> [Interface dataset entries]:

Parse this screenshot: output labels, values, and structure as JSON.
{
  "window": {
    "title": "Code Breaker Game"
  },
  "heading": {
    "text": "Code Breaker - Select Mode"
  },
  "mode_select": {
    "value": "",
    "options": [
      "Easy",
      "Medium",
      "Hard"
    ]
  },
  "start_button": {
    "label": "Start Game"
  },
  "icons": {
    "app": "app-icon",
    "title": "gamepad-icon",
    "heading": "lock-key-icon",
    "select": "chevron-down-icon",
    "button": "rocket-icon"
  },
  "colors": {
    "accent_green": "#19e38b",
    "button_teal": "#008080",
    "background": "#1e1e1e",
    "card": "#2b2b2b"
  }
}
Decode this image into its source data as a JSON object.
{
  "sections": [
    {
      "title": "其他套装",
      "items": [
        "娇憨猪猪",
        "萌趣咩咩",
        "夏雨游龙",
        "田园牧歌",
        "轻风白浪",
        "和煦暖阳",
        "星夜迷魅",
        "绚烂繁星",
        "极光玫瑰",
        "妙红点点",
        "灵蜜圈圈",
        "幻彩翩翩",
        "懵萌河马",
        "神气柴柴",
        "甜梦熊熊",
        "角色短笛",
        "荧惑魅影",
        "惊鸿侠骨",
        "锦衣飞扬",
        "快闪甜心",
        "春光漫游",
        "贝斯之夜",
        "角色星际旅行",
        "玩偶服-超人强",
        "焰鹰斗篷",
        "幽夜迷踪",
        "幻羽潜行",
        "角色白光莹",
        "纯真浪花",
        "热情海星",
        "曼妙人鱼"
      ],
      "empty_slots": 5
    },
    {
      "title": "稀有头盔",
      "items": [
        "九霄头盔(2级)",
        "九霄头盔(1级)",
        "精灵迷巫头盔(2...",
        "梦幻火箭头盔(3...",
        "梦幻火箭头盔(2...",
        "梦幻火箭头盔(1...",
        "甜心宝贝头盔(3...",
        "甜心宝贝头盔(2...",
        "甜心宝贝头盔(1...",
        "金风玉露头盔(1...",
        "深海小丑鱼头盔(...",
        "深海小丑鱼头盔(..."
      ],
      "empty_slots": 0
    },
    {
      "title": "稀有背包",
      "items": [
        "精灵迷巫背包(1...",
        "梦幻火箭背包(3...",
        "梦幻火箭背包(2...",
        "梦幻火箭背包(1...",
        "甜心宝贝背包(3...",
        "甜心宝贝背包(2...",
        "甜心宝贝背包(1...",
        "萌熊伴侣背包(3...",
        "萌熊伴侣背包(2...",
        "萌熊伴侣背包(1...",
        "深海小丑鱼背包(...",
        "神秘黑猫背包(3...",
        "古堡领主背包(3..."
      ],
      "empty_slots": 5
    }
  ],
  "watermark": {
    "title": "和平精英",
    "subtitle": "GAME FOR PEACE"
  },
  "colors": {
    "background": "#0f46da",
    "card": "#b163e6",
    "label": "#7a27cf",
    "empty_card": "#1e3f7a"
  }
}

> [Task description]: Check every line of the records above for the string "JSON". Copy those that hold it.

> [Exercise response]:
Parse this screenshot: output labels, values, and structure as JSON.
Decode this image into its source data as a JSON object.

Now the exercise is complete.